Back in August, I blogged how Luján created conflict when he decided the party will not withhold funds from Democrat pro-life candidates. Perez gawked at that idea along with infanticide groups like Planned Parenthood and NARAL.

Remember, Minority Leader Nancy Pelosi (D-CA) and Senate Minority Leader Chuck Schumer (D-NY) agree with Luján on the litmus test. Sen. Elizabeth Warren (D-MA) even said:

“I am strongly pro-choice. I am strongly pro-choice, and I will fight,” Warren told HuffPost, continuing, “But that’s not how everyone in the party feels.”

“I recognize that not all of my colleagues agree with me. I’ll do everything I can to persuade them, but they are my colleagues, and that’s just how it is with the Democrats,” the senator concluded.

The Democrats need a reminder how they took over the majority in 2006. It sounds like Luján’s plan (emphasis mine):

Democrats are unlikely to win the 24 seats they need to recapture control without contesting more conservative districts. The last time Democrats won control, in the 2006 midterm elections, the party recruited — and supported financially — a significant number of Democrats who did not entirely support abortion rights, including Reps. Brad Ellsworth (Ind.), Baron Hill (Ind.), Heath Shuler (N.C.) and Jason Altmire (Pa.).

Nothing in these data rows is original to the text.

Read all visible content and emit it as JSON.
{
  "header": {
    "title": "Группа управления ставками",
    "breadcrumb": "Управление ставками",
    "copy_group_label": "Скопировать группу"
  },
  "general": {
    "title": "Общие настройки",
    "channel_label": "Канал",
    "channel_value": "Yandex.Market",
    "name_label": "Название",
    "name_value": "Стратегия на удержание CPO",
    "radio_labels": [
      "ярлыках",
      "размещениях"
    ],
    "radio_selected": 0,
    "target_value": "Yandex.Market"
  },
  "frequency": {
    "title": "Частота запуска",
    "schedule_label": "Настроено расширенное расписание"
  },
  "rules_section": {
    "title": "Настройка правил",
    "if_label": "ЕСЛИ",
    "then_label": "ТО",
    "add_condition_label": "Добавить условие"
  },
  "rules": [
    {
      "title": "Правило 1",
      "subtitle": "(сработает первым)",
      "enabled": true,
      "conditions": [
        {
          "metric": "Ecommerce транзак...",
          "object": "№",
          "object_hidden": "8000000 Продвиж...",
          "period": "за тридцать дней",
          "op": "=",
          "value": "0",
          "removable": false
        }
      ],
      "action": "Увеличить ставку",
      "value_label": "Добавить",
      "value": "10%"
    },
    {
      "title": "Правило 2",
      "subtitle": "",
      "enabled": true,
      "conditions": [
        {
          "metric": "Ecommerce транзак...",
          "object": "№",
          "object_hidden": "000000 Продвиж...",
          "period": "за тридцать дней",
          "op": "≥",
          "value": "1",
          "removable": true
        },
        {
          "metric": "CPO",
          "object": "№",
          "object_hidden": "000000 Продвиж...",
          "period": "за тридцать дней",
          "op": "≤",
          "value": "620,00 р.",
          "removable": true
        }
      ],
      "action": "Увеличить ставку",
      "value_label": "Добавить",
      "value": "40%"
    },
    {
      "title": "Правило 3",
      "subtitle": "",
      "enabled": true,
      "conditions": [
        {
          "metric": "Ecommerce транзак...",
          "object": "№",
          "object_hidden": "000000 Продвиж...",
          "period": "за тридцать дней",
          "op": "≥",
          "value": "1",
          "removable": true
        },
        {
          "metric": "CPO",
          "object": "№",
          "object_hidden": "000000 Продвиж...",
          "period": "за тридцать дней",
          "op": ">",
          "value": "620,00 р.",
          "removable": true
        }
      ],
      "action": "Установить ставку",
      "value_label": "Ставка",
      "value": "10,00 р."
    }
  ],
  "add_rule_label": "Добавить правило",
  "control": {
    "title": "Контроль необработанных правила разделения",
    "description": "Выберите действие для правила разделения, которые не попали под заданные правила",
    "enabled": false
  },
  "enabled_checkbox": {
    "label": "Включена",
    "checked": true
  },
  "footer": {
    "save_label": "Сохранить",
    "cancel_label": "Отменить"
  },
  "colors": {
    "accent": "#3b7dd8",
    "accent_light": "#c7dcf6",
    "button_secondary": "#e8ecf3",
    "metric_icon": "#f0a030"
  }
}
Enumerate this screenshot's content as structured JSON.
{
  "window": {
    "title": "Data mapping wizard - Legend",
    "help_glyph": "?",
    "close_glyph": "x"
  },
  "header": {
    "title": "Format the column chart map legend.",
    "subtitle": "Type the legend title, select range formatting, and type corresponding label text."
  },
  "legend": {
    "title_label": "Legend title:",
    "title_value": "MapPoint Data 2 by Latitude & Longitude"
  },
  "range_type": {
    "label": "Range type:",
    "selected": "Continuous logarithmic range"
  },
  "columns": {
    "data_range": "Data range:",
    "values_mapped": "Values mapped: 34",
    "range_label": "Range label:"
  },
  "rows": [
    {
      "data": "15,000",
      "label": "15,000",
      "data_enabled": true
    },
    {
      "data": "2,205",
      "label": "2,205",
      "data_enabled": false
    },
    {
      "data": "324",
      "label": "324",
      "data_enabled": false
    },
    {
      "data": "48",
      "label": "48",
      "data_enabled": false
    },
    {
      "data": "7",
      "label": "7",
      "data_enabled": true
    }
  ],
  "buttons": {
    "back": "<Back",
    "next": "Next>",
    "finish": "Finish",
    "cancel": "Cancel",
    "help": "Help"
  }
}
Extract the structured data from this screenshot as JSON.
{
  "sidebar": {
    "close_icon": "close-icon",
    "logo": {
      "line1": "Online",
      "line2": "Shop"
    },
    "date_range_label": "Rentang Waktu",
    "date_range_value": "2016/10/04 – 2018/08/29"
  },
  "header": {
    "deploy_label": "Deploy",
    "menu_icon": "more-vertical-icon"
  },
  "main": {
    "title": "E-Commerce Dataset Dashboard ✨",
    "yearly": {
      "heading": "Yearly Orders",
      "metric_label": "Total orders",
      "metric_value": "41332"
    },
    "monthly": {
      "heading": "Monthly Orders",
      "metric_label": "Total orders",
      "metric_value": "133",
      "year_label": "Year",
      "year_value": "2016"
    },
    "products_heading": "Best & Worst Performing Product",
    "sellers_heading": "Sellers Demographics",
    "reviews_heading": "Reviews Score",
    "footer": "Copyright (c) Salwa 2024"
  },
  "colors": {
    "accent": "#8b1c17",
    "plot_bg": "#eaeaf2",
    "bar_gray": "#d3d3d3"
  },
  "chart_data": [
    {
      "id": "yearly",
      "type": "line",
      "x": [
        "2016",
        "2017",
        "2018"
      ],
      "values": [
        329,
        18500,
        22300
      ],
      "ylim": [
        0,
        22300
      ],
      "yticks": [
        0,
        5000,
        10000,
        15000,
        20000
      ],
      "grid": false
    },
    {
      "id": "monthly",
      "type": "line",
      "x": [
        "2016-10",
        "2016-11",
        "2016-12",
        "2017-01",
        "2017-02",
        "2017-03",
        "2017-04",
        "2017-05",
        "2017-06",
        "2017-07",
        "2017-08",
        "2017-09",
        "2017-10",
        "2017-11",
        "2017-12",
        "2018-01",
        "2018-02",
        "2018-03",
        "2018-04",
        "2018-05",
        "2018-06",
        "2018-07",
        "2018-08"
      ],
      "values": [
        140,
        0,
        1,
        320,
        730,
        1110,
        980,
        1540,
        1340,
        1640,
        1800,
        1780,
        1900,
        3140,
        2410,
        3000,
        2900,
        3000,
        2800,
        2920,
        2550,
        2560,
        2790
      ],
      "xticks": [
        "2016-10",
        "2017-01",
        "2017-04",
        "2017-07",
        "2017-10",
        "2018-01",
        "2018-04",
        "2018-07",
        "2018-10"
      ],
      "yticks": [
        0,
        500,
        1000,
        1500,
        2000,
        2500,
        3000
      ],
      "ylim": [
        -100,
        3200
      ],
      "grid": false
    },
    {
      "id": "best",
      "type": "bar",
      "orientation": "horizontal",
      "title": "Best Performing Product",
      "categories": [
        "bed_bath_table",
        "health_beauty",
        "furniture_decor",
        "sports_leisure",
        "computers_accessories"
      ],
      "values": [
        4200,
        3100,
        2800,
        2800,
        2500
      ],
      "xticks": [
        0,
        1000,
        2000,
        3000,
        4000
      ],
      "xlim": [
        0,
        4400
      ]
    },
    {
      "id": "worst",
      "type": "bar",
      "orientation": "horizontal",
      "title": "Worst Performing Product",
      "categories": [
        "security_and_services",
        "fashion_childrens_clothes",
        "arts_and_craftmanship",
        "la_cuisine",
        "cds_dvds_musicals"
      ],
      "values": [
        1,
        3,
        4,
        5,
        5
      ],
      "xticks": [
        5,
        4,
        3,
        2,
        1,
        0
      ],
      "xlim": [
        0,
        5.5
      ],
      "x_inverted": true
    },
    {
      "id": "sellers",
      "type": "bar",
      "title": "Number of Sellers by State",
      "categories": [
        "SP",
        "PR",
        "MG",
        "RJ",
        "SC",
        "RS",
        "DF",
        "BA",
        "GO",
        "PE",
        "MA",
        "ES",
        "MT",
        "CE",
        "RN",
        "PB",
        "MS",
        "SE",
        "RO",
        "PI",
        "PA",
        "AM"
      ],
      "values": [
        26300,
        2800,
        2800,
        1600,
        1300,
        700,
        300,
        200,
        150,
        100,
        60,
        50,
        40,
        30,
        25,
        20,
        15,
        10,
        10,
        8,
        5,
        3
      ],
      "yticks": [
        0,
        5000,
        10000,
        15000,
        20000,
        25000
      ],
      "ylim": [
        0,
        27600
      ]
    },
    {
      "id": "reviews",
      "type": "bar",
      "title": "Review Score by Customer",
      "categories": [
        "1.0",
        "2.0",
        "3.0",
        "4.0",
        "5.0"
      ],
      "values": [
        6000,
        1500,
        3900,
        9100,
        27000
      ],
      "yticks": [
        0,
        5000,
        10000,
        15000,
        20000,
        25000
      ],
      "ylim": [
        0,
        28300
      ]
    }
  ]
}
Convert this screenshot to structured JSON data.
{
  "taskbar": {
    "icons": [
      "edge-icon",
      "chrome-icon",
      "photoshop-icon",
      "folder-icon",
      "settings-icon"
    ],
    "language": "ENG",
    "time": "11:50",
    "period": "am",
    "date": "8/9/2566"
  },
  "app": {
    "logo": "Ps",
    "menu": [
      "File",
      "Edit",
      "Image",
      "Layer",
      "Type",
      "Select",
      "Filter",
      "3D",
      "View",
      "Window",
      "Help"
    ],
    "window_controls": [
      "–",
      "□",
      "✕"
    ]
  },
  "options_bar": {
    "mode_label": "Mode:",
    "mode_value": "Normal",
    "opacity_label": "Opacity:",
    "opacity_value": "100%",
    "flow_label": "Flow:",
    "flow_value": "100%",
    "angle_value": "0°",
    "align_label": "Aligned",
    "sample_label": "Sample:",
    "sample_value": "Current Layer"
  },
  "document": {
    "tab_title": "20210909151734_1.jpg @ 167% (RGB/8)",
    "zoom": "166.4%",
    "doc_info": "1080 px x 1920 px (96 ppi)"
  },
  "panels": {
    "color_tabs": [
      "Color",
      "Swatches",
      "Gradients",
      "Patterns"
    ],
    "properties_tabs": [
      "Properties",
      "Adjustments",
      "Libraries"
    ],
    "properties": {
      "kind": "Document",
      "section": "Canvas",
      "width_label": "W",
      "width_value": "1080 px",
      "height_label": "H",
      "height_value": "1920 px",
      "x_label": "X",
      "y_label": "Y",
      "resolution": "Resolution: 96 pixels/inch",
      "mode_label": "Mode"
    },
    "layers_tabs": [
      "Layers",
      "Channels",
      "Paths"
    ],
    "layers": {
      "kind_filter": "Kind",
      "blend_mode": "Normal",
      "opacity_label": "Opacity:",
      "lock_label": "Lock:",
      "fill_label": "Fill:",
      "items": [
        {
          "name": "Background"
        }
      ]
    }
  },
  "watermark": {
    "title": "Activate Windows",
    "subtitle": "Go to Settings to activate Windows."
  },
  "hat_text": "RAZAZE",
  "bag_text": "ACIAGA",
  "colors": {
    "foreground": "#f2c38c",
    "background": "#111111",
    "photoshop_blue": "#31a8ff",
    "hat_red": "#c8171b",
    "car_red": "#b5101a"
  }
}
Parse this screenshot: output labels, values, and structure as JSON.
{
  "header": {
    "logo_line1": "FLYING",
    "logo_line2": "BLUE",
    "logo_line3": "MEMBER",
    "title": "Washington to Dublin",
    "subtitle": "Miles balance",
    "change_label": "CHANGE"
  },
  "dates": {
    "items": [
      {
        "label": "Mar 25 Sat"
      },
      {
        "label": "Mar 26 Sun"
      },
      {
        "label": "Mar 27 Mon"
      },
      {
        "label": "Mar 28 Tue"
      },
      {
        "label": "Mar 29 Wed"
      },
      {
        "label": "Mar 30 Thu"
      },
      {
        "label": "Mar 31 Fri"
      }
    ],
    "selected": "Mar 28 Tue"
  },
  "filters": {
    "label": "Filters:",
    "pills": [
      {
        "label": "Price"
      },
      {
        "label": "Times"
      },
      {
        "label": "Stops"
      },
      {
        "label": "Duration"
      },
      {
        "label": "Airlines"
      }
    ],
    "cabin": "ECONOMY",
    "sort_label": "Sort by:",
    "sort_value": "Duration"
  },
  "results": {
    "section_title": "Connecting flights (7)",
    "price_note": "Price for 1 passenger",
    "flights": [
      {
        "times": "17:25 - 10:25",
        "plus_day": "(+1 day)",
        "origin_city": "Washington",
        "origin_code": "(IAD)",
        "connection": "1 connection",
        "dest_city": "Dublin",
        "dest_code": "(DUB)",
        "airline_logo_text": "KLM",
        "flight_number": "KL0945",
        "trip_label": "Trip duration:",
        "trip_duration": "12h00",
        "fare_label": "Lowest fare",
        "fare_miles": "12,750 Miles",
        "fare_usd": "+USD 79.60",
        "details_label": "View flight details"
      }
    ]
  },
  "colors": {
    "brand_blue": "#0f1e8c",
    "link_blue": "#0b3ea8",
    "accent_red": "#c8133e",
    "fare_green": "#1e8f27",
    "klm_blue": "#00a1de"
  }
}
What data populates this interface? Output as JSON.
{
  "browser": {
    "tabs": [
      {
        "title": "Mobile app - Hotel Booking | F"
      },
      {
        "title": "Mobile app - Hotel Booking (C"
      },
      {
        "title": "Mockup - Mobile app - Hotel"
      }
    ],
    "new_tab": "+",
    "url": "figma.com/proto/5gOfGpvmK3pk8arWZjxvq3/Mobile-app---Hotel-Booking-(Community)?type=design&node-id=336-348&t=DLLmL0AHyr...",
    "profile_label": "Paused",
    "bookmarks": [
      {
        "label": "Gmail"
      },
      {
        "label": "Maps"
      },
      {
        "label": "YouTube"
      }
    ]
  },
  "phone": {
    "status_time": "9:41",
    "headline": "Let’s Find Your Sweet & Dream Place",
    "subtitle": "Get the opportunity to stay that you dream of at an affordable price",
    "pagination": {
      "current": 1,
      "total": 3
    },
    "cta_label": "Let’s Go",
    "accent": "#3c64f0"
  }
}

“Both [then-DCCC Chairman] Rahm Emanuel and [then-Democratic National Committee Chairman] Howard Dean with his 50 state strategy understood that in order to win districts that had eluded Democrats in previous cycles, they were going to have to field candidates who didn’t look like national Democrats,” Altmire told The Hill. “People understood the class of ’06 was driven largely by the centrist candidates.”